▶ _GOAL OF THE EXERCISE_
Please copy every line of the records below that holds the word "name".

▶ _MATERIAL FOR THE TASK_
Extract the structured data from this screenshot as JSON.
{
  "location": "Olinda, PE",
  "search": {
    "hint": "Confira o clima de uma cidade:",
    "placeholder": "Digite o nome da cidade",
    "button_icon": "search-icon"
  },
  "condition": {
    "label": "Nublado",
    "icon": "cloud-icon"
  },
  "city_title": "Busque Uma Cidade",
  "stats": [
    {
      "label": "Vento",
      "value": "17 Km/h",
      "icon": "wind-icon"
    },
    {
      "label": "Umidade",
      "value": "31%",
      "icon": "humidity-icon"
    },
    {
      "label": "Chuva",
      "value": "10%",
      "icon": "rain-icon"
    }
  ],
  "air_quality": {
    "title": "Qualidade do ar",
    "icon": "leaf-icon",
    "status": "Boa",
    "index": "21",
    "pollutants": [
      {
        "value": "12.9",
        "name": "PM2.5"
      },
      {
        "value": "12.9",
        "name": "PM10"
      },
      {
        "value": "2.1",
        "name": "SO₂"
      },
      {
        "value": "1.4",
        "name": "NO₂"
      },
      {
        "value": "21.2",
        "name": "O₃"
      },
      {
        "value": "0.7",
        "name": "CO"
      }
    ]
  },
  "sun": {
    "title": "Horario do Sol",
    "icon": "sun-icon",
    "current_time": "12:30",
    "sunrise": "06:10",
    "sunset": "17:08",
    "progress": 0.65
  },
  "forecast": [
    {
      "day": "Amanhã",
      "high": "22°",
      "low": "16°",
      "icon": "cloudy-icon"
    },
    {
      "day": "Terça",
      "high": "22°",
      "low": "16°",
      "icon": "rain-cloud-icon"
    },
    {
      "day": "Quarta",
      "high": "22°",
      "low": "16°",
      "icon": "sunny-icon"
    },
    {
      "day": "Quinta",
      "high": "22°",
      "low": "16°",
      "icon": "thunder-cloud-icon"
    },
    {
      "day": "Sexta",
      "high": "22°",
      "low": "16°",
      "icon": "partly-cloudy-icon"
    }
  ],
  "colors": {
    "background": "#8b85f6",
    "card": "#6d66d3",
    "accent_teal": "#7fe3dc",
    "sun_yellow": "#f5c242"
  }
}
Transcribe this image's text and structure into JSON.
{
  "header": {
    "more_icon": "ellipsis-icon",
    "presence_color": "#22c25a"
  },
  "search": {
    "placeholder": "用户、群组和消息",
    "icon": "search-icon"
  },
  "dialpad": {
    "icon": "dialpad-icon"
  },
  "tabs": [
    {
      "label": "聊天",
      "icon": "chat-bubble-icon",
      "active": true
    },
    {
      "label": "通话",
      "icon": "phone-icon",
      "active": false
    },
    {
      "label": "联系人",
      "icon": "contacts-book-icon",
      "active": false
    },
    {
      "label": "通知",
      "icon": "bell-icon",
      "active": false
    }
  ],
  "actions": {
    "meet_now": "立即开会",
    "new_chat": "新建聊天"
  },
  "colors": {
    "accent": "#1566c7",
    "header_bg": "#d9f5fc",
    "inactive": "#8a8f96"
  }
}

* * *

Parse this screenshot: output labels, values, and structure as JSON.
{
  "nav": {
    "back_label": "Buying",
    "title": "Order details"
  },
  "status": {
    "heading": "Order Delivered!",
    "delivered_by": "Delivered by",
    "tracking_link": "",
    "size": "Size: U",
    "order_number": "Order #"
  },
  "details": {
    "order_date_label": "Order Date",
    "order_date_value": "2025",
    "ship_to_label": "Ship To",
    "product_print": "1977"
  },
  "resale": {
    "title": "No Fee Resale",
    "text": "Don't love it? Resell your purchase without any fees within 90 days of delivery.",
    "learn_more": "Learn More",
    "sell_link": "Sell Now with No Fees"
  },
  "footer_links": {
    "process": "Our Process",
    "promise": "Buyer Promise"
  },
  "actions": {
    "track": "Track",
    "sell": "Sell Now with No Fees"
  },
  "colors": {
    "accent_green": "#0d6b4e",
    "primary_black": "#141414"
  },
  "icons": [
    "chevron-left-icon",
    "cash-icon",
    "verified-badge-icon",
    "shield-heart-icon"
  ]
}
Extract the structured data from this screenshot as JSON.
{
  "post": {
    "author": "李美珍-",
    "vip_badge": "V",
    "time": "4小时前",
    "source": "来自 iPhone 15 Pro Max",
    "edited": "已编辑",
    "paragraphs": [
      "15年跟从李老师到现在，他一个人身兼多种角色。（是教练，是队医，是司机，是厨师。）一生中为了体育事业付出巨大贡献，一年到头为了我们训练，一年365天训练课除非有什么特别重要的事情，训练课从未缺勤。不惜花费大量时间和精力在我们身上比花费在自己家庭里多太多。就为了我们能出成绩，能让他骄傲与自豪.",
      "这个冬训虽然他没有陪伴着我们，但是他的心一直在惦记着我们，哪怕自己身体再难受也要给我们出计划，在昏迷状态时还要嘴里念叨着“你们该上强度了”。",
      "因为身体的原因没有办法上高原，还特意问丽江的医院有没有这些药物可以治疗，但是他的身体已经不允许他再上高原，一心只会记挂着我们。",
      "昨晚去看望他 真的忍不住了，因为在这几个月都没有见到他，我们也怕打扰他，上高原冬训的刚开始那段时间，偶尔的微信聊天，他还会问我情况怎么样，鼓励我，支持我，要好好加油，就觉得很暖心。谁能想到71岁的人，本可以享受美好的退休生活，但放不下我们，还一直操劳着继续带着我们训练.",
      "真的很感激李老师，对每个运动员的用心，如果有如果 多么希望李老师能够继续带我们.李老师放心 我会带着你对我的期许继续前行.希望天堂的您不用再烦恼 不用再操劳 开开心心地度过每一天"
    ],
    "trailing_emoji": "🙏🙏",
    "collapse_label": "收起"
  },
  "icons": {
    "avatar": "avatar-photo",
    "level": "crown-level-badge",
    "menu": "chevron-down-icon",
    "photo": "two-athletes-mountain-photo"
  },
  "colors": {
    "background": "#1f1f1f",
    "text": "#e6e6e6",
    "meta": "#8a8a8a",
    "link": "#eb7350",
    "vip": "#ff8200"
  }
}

▶ _TASK OUTPUT_
        "name": "PM2.5"
        "name": "PM10"
        "name": "SO₂"
        "name": "NO₂"
        "name": "O₃"
        "name": "CO"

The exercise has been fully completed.